● **PROBLEM REQUIREMENTS**
Line by line, print the records exactly, and keep images out of the copy.

● **RECORDS SUPPLIED**
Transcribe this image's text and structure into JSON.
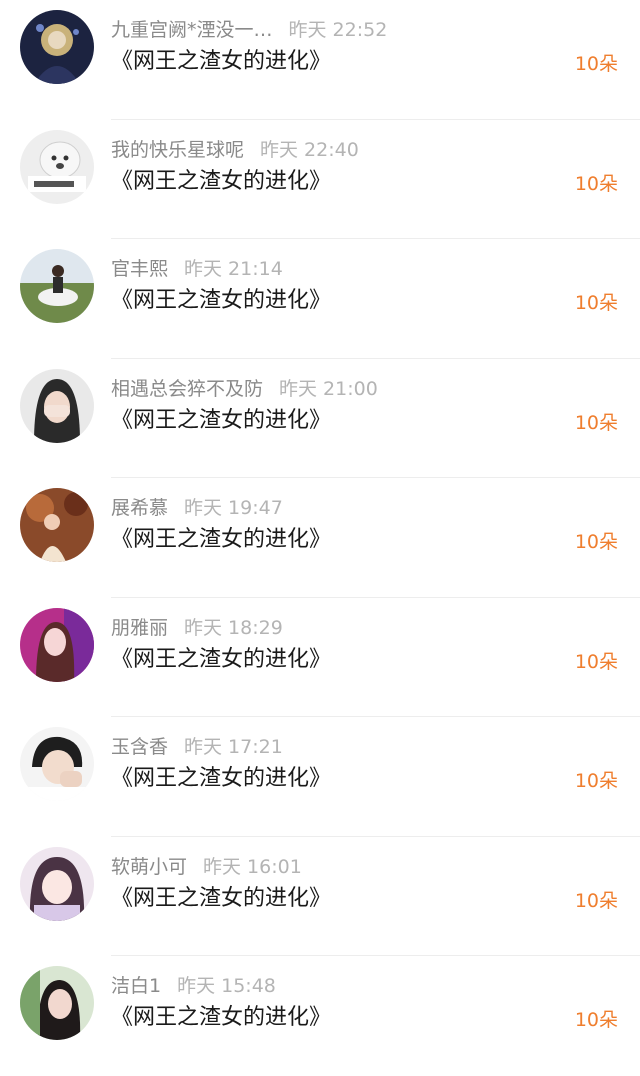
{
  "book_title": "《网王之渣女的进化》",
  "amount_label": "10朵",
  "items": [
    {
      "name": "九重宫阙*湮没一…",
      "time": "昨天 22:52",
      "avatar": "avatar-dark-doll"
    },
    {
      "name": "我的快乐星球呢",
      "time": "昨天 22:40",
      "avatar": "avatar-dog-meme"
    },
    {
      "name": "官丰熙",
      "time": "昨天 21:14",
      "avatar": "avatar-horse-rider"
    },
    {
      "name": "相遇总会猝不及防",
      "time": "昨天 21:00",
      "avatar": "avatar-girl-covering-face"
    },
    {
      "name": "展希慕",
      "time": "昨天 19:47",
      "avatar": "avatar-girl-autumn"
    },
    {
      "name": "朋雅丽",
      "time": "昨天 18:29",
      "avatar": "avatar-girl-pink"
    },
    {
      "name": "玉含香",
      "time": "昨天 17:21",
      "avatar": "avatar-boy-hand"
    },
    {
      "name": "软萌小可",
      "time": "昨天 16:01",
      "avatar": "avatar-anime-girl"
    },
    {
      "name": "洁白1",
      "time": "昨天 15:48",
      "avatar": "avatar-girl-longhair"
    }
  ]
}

● **COMPLETED EXERCISE**
Transcribe this image's text and structure into JSON.
{
  "book_title": "《网王之渣女的进化》",
  "amount_label": "10朵",
  "items": [
    {
      "name": "九重宫阙*湮没一…",
      "time": "昨天 22:52",
      "avatar": "avatar-dark-doll"
    },
    {
      "name": "我的快乐星球呢",
      "time": "昨天 22:40",
      "avatar": "avatar-dog-meme"
    },
    {
      "name": "官丰熙",
      "time": "昨天 21:14",
      "avatar": "avatar-horse-rider"
    },
    {
      "name": "相遇总会猝不及防",
      "time": "昨天 21:00",
      "avatar": "avatar-girl-covering-face"
    },
    {
      "name": "展希慕",
      "time": "昨天 19:47",
      "avatar": "avatar-girl-autumn"
    },
    {
      "name": "朋雅丽",
      "time": "昨天 18:29",
      "avatar": "avatar-girl-pink"
    },
    {
      "name": "玉含香",
      "time": "昨天 17:21",
      "avatar": "avatar-boy-hand"
    },
    {
      "name": "软萌小可",
      "time": "昨天 16:01",
      "avatar": "avatar-anime-girl"
    },
    {
      "name": "洁白1",
      "time": "昨天 15:48",
      "avatar": "avatar-girl-longhair"
    }
  ]
}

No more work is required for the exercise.